Though the family-oriented grill's atmosphere mostly recalls a comfy Mexican restaurant (down to the homemade chips and salsa greeting you at the table), the menu touts tastes from across the globe. Try the signature Hawaiian-style ribs ($13.99 half order, $24.99 whole) marinated and grilled in a secret-recipe Jack Daniel’s barbecue sauce, or take a Bavarian turn with the mett-n-kraut ($12.99), a German-style minced pork with sauerkraut on rye bread. Otherwise, opt for something more Italian such as the homemade meat or vegetarian lasagna ($12.99). Classic Tostado's burgers ($8.49) with your choice of toppings (including mushrooms, bacon, barbecue, and Swiss, Provolone, or American cheese) and reubens ($8.99) bring the around-the-world menu back home. True to its name, though, Tostado’s also serves up Mexican dishes that range from familiar burritos ($9.99–$11.99, depending on filling) and quesadillas ($9.99–$11.99) to the creative Mexican hot dog ($6.99), which comes with sour cream, mustard, and pico de gallo.
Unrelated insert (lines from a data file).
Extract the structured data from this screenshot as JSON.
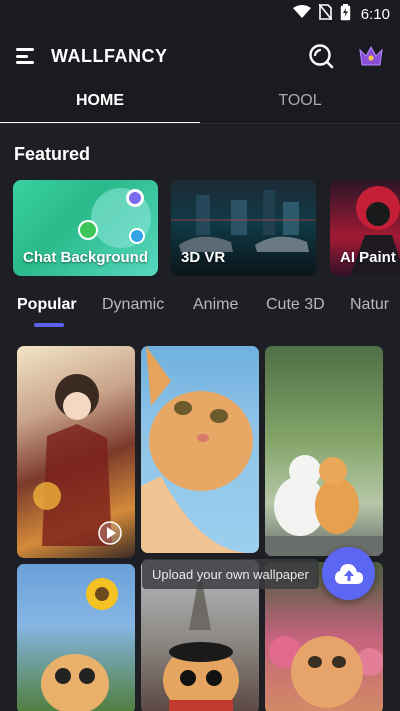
{
  "status_bar": {
    "time": "6:10",
    "icons": [
      "wifi-icon",
      "no-sim-icon",
      "battery-charging-icon"
    ]
  },
  "app_bar": {
    "title": "WALLFANCY",
    "icons": [
      "menu-icon",
      "search-icon",
      "crown-icon"
    ]
  },
  "tabs": [
    {
      "label": "HOME",
      "active": true
    },
    {
      "label": "TOOL",
      "active": false
    }
  ],
  "featured": {
    "title": "Featured",
    "cards": [
      {
        "label": "Chat Background"
      },
      {
        "label": "3D VR"
      },
      {
        "label": "AI Paint"
      }
    ]
  },
  "categories": [
    {
      "label": "Popular",
      "active": true
    },
    {
      "label": "Dynamic"
    },
    {
      "label": "Anime"
    },
    {
      "label": "Cute 3D"
    },
    {
      "label": "Natur"
    }
  ],
  "upload": {
    "hint": "Upload your own wallpaper"
  },
  "colors": {
    "accent": "#5b66f2",
    "background": "#1e1f24",
    "crown": "#8a4fd8"
  }
}
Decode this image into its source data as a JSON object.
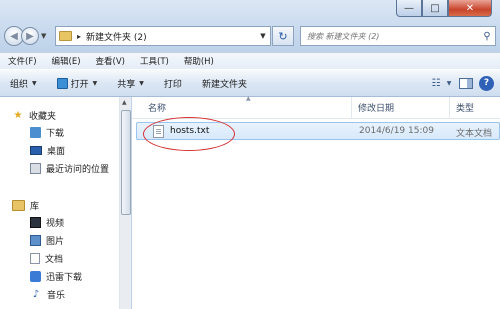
{
  "window": {
    "controls": {
      "minimize": "—",
      "maximize": "□",
      "close": "✕"
    }
  },
  "address": {
    "path": "新建文件夹 (2)",
    "search_placeholder": "搜索 新建文件夹 (2)"
  },
  "menu": [
    "文件(F)",
    "编辑(E)",
    "查看(V)",
    "工具(T)",
    "帮助(H)"
  ],
  "commands": {
    "organize": "组织",
    "open": "打开",
    "share": "共享",
    "print": "打印",
    "new_folder": "新建文件夹"
  },
  "nav": {
    "favorites": "收藏夹",
    "downloads": "下载",
    "desktop": "桌面",
    "recent": "最近访问的位置",
    "libraries": "库",
    "videos": "视频",
    "pictures": "图片",
    "documents": "文档",
    "thunder": "迅雷下载",
    "music": "音乐"
  },
  "columns": {
    "name": "名称",
    "modified": "修改日期",
    "type": "类型"
  },
  "files": [
    {
      "name": "hosts.txt",
      "modified": "2014/6/19 15:09",
      "type": "文本文档"
    }
  ],
  "icons": {
    "back": "back-arrow-icon",
    "forward": "forward-arrow-icon",
    "refresh": "refresh-icon",
    "search": "search-icon",
    "help": "help-icon"
  }
}
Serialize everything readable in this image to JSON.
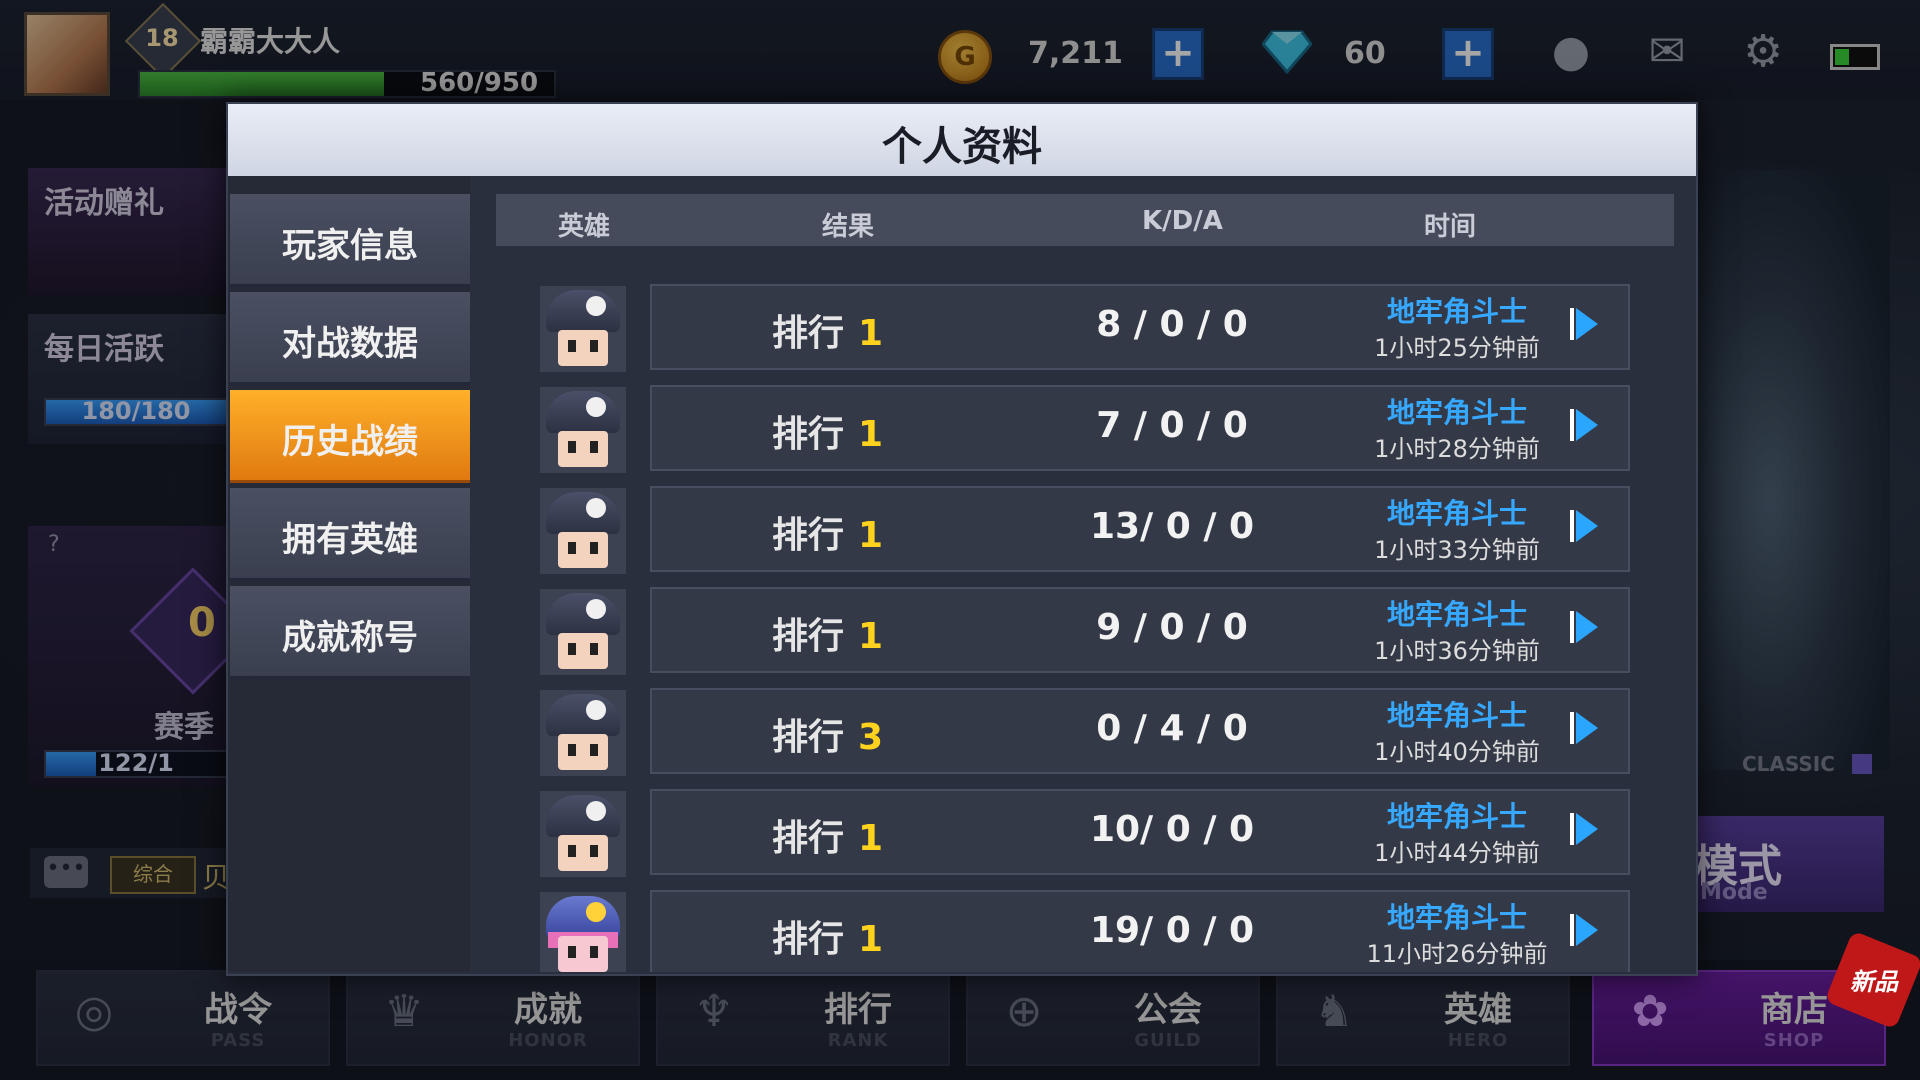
{
  "player": {
    "level": "18",
    "name": "霸霸大大人",
    "xp_text": "560/950",
    "xp_fraction": 0.589
  },
  "currency": {
    "coin_symbol": "G",
    "coins": "7,211",
    "gems": "60",
    "plus": "+"
  },
  "left_panel": {
    "event_gift": "活动赠礼",
    "daily_active": "每日活跃",
    "daily_progress": "180/180",
    "season_label": "赛季",
    "season_progress": "122/1",
    "season_rank": "0",
    "question": "?",
    "chat_tag": "综合",
    "chat_more": "贝"
  },
  "right_panel": {
    "classic": "CLASSIC",
    "mode_title": "模式",
    "mode_sub": "Mode"
  },
  "dialog": {
    "title": "个人资料",
    "tabs": [
      "玩家信息",
      "对战数据",
      "历史战绩",
      "拥有英雄",
      "成就称号"
    ],
    "active_tab": 2,
    "columns": [
      "英雄",
      "结果",
      "K/D/A",
      "时间"
    ],
    "rows": [
      {
        "rank_label": "排行",
        "rank": "1",
        "kda": "8 / 0 / 0",
        "mode": "地牢角斗士",
        "time": "1小时25分钟前"
      },
      {
        "rank_label": "排行",
        "rank": "1",
        "kda": "7 / 0 / 0",
        "mode": "地牢角斗士",
        "time": "1小时28分钟前"
      },
      {
        "rank_label": "排行",
        "rank": "1",
        "kda": "13/ 0 / 0",
        "mode": "地牢角斗士",
        "time": "1小时33分钟前"
      },
      {
        "rank_label": "排行",
        "rank": "1",
        "kda": "9 / 0 / 0",
        "mode": "地牢角斗士",
        "time": "1小时36分钟前"
      },
      {
        "rank_label": "排行",
        "rank": "3",
        "kda": "0 / 4 / 0",
        "mode": "地牢角斗士",
        "time": "1小时40分钟前"
      },
      {
        "rank_label": "排行",
        "rank": "1",
        "kda": "10/ 0 / 0",
        "mode": "地牢角斗士",
        "time": "1小时44分钟前"
      },
      {
        "rank_label": "排行",
        "rank": "1",
        "kda": "19/ 0 / 0",
        "mode": "地牢角斗士",
        "time": "11小时26分钟前"
      }
    ]
  },
  "bottom_nav": [
    {
      "label": "战令",
      "sub": "PASS",
      "icon": "pass-icon"
    },
    {
      "label": "成就",
      "sub": "HONOR",
      "icon": "honor-icon"
    },
    {
      "label": "排行",
      "sub": "RANK",
      "icon": "trophy-icon"
    },
    {
      "label": "公会",
      "sub": "GUILD",
      "icon": "guild-icon"
    },
    {
      "label": "英雄",
      "sub": "HERO",
      "icon": "helmet-icon"
    },
    {
      "label": "商店",
      "sub": "SHOP",
      "icon": "shop-icon"
    }
  ],
  "new_badge": "新品",
  "colors": {
    "accent_orange": "#f0961a",
    "mode_blue": "#36a8ff",
    "rank_yellow": "#ffd21e",
    "shop_purple": "#6a1fa0"
  }
}
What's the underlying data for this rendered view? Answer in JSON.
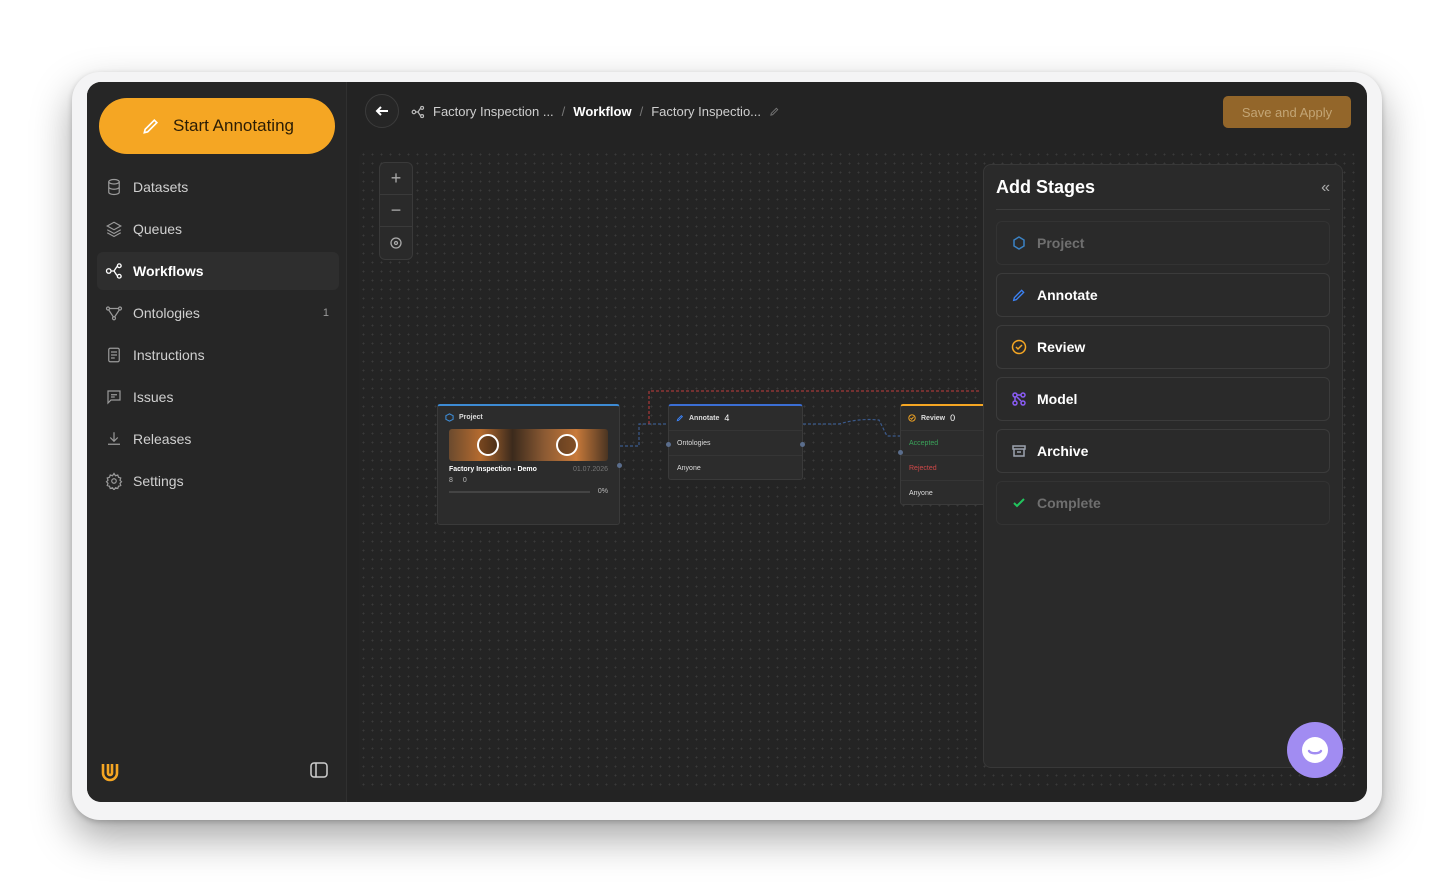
{
  "sidebar": {
    "start_label": "Start Annotating",
    "items": [
      {
        "label": "Datasets",
        "icon": "database-icon"
      },
      {
        "label": "Queues",
        "icon": "layers-icon"
      },
      {
        "label": "Workflows",
        "icon": "workflow-icon",
        "active": true
      },
      {
        "label": "Ontologies",
        "icon": "ontology-icon",
        "count": "1"
      },
      {
        "label": "Instructions",
        "icon": "document-icon"
      },
      {
        "label": "Issues",
        "icon": "message-icon"
      },
      {
        "label": "Releases",
        "icon": "download-icon"
      },
      {
        "label": "Settings",
        "icon": "gear-icon"
      }
    ]
  },
  "topbar": {
    "crumbs": [
      "Factory Inspection ...",
      "Workflow",
      "Factory Inspectio..."
    ],
    "save_label": "Save and Apply"
  },
  "canvas": {
    "project_node": {
      "title": "Project",
      "name": "Factory Inspection - Demo",
      "date": "01.07.2026",
      "datasets": "8",
      "queues": "0",
      "progress": "0%"
    },
    "annotate_node": {
      "title": "Annotate",
      "count": "4",
      "row1": "Ontologies",
      "row2": "Anyone"
    },
    "review_node": {
      "title": "Review",
      "count": "0",
      "row1": "Accepted",
      "row2": "Rejected",
      "row3": "Anyone"
    }
  },
  "panel": {
    "title": "Add Stages",
    "stages": [
      {
        "label": "Project",
        "enabled": false,
        "color": "#3b82c4"
      },
      {
        "label": "Annotate",
        "enabled": true,
        "color": "#3b82f6"
      },
      {
        "label": "Review",
        "enabled": true,
        "color": "#f5a623"
      },
      {
        "label": "Model",
        "enabled": true,
        "color": "#8b5cf6"
      },
      {
        "label": "Archive",
        "enabled": true,
        "color": "#9ca3af"
      },
      {
        "label": "Complete",
        "enabled": false,
        "color": "#22c55e"
      }
    ]
  },
  "colors": {
    "accent": "#f5a623",
    "background": "#232323",
    "chat": "#a18cf2"
  }
}
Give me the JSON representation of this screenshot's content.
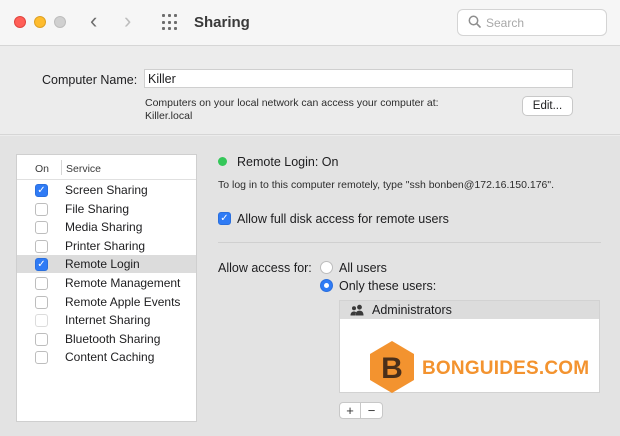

Creating a custom-made wine is a lot more rewarding than producing questionable homemade toothpaste. At Tino Vino Vintners, the 6- to 10-week process begins with you “researching” (tasting) wine varietals to determine what you want yours to taste like. Five tastings will introduce your palate to its options in a round of speed dating for the taste buds. Next, the desired grapes are crushed, pressed, concentrated, and mixed with reverse-osmosis-filtered water, yeast, and other ingredients under the supervision of a winemaker. The winemaker will watch over your mixture’s progress during its two to three weeks of fermentation before stabilizing the wine with an optional clarifying agent and racking (removing sediment). Once your wine has been bottled, you may either pop it open and have a party or stash it away to let it age as gracefully as Burton Gilliam.
Smoke scented with flavors such as mango, pineapple, and cherry wafts through Aladdin Restaurant and Hookah Bar as patrons linger over waterpipes as late as 3 a.m. Besides Al Fakher and Starbuzz tobacco, skilled staffers also blend house mixes with names such as Bubble Yum and Candy Drop, and can even fit hookahs with heads made from hollowed-out pineapples, watermelons, and other fruits. The kitchen also crafts a full menu of Mediterranean and Middle Eastern fare, including kebabs, gyros, and Turkish coffee.
Craig and Laura Decker seem to have a difficult time making up their minds. They also seem to have a knack for turning this indecisiveness into an advantage at every turn. When it came to opening their new business, for example, they briefly wondered whether it should feature a wine shop, a wine bar, or a gourmet bistro. Their solution? All three.
This spirit of inclusivity pervades The Wine Guy Bistro, where the Deckers pair seasonal wine varietals with globally inspired cuisine. Rather than choose between European elegance and New-American pizzazz, they settled on a compromise they describe as “Old World chic.” This label suits a menu that features small plates of housemade meatballs and bruschetta alongside assorted cheeses from around the world. The focus on small plates is in keeping with the Deckers’ have-it-all mentality and gives diners the option to sample several dishes without having to barter with adjacent tables.